What inspired this tirade was an E.P.A. draft proposal showing how it intended to measure the greenhouse gas emissions from corn ethanol and other renewable fuels. The agency said it will not make any final rules until it completes further research, but its preliminary findings were not flattering to corn ethanol.
The E.P.A. was only doing what Congress ordered in the 2007 energy bill, which required a quadrupling of annual ethanol production to 36 billion gallons by 2022. In practical terms, this meant more traditional corn ethanol, until other more advanced forms of ethanol could make their way out of the labs. Scientists believe that various grasses and scrub trees that do not compete with food crops can someday be turned into fuel.
Congress hoped the ethanol mandate would produce a more climate-friendly fuel that could help reduce oil imports. But just to make sure, it stipulated that ethanol from any source be cleaner than conventional gasoline. It handed the job of measuring emissions to the E.P.A., and told it to consider the fuel's entire life cycle.
This included counting the greenhouse gases released when forests or grasslands are plowed under and planted to make up for the crops used to make ethanol. When the E.P.A.'s scientists counted these indirect effects, corn ethanol emitted more greenhouse gases than gasoline over a 30-year period.
The E.P.A. says its analysis needs refinement, and in any case the 2007 bill grandfathers in existing corn ethanol plants or those under construction. That means there will not be any reduction in corn ethanol production; indeed, there could be more. Mr. Peterson and his farm bill colleagues are still steamed, because any adverse finding diminishes corn ethanol's appeal.
Lisa Jackson, the E.P.A. administrator, can expect heavy pressure in the months ahead. The ethanol industry and its Congressional champions will argue that the science is unclear, that indirect effects cannot be measured accurately, and so on.

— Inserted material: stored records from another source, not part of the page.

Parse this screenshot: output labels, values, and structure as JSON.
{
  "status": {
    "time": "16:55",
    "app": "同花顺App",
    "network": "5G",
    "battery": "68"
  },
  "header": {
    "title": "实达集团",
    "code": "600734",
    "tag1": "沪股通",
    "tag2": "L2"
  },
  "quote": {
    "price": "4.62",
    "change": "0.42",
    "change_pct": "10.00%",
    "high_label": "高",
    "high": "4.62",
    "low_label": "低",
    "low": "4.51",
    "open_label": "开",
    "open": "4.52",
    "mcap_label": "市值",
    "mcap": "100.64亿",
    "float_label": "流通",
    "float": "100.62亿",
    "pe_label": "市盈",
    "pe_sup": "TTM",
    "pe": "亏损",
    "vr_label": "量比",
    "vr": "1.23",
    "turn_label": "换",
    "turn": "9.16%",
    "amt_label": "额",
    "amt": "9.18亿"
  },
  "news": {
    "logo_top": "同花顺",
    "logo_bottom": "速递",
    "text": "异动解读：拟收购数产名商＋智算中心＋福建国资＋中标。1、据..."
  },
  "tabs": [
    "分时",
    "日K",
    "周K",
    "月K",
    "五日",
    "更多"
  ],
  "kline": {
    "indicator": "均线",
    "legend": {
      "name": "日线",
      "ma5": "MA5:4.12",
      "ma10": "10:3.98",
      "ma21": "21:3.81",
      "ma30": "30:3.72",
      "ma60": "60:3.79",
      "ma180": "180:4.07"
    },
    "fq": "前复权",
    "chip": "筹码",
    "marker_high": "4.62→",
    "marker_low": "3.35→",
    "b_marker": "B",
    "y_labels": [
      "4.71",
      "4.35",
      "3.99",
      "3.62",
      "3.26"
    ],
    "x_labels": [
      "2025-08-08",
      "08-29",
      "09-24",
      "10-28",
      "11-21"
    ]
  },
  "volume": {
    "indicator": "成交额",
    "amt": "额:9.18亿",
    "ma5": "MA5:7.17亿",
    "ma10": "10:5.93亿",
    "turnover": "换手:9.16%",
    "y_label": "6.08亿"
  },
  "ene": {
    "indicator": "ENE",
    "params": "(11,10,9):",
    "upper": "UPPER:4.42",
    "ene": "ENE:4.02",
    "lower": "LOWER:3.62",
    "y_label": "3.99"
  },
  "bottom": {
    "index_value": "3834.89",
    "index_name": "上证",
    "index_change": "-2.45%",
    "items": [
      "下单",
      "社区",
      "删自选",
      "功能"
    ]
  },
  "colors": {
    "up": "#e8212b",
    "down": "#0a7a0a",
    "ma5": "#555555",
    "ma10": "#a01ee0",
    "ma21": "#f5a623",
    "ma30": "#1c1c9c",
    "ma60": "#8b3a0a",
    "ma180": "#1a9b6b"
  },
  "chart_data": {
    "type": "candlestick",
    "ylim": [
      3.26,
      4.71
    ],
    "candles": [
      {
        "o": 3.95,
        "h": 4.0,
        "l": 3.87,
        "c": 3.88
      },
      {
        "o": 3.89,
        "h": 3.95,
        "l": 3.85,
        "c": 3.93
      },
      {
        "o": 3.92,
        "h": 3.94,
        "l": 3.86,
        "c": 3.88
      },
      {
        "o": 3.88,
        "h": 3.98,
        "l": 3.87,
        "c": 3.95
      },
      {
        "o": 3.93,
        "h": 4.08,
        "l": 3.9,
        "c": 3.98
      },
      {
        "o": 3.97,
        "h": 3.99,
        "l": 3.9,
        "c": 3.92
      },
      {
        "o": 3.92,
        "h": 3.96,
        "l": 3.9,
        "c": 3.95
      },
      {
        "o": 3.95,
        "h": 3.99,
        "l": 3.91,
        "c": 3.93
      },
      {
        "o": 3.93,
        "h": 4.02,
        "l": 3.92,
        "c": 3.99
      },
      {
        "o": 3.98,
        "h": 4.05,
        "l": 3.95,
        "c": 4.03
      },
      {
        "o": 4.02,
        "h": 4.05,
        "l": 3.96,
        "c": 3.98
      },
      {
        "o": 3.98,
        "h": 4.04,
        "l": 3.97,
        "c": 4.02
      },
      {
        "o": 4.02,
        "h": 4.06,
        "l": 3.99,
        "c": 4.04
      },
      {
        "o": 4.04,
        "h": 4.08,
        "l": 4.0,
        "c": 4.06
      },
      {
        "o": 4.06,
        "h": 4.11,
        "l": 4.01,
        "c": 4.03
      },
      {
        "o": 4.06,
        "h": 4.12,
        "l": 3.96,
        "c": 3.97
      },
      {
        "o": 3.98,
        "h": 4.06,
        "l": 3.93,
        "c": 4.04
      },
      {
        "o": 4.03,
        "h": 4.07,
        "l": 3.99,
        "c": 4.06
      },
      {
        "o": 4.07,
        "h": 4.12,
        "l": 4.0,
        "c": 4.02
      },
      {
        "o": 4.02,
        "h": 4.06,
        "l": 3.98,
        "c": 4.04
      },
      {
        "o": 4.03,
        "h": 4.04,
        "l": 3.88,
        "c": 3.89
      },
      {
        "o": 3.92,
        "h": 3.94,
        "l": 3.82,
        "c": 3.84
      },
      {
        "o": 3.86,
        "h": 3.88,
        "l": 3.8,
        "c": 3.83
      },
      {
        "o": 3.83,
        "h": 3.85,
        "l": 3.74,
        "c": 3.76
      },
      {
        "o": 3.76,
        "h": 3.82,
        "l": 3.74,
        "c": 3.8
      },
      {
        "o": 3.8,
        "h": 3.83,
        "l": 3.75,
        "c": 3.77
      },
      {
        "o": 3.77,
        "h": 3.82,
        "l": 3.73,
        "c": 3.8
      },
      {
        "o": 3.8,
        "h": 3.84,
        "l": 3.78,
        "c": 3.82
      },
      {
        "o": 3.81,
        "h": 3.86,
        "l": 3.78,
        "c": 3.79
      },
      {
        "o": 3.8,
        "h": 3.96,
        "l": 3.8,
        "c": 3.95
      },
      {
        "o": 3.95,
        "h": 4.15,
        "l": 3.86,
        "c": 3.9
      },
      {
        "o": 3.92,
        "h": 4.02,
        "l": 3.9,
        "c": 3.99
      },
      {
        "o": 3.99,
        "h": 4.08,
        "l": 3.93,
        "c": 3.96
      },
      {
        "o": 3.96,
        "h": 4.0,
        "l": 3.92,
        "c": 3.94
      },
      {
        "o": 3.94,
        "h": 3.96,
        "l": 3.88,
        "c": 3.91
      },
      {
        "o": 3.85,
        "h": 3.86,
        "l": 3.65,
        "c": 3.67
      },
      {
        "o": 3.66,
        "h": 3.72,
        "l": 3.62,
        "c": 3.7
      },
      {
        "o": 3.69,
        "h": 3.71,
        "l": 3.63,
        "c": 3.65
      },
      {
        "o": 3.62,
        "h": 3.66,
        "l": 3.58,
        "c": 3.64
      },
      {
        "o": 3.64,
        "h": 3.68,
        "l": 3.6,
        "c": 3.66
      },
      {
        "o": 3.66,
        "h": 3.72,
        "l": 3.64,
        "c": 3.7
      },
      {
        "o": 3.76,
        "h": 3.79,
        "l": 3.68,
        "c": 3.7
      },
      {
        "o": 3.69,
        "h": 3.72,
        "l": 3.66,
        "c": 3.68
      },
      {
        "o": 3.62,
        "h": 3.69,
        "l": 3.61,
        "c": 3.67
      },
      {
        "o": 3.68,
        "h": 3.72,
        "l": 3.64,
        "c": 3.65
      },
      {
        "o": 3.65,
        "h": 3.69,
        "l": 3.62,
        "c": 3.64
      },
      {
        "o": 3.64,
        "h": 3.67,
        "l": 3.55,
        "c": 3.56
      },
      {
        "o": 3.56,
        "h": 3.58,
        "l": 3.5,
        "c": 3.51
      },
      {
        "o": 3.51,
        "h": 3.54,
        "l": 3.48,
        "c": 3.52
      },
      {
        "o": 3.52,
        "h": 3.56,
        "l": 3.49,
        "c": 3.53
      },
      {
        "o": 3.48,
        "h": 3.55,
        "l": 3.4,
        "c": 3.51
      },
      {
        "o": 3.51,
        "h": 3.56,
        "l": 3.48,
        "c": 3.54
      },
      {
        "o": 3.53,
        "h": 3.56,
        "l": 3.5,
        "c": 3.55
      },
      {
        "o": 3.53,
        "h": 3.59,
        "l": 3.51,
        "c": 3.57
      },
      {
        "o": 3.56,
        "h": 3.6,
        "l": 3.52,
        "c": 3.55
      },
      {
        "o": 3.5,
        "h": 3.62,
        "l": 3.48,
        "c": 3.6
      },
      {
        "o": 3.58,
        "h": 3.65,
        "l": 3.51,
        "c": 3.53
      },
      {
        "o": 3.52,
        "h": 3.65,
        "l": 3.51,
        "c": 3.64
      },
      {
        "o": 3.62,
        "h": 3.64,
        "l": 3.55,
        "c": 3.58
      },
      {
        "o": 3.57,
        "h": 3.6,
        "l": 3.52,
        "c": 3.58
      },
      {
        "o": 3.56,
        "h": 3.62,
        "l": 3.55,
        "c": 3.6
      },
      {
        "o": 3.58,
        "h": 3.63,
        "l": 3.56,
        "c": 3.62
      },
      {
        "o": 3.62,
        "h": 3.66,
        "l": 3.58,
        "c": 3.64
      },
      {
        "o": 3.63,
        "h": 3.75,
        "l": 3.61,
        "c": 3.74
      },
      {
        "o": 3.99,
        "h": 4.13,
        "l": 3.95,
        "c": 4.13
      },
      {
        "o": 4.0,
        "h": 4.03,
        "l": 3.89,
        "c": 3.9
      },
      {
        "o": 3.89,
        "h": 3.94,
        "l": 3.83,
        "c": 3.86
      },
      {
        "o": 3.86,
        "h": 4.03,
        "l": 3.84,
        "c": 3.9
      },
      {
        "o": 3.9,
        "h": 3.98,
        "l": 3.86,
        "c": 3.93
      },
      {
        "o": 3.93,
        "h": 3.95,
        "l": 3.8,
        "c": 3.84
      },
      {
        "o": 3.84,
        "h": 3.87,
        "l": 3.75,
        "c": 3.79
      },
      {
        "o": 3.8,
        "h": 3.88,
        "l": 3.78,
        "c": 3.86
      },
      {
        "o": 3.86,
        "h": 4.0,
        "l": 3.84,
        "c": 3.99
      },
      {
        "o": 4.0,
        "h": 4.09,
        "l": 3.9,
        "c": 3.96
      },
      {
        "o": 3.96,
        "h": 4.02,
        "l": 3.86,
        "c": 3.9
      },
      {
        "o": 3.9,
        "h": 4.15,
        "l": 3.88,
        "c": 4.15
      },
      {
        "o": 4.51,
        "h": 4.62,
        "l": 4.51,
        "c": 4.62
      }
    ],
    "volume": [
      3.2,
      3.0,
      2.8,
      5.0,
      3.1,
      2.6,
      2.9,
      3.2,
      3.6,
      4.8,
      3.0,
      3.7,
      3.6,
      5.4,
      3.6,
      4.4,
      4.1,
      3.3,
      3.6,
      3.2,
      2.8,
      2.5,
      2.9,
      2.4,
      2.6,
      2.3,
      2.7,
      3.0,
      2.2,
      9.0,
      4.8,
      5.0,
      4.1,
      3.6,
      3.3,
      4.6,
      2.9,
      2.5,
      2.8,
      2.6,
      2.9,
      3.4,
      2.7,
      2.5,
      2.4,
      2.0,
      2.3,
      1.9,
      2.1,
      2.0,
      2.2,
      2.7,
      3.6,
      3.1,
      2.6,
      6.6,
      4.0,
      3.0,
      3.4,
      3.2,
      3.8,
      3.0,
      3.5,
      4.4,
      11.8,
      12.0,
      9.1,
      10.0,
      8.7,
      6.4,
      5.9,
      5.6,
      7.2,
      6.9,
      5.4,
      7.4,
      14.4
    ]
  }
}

Ms. Jackson should stand her ground. Biofuels have an important role to play, and some will eventually be produced without pushing up food prices or increasing emissions. It is the E.P.A.'s duty to give the most unbiased accounting it can of their strengths and defects.
- The New York Times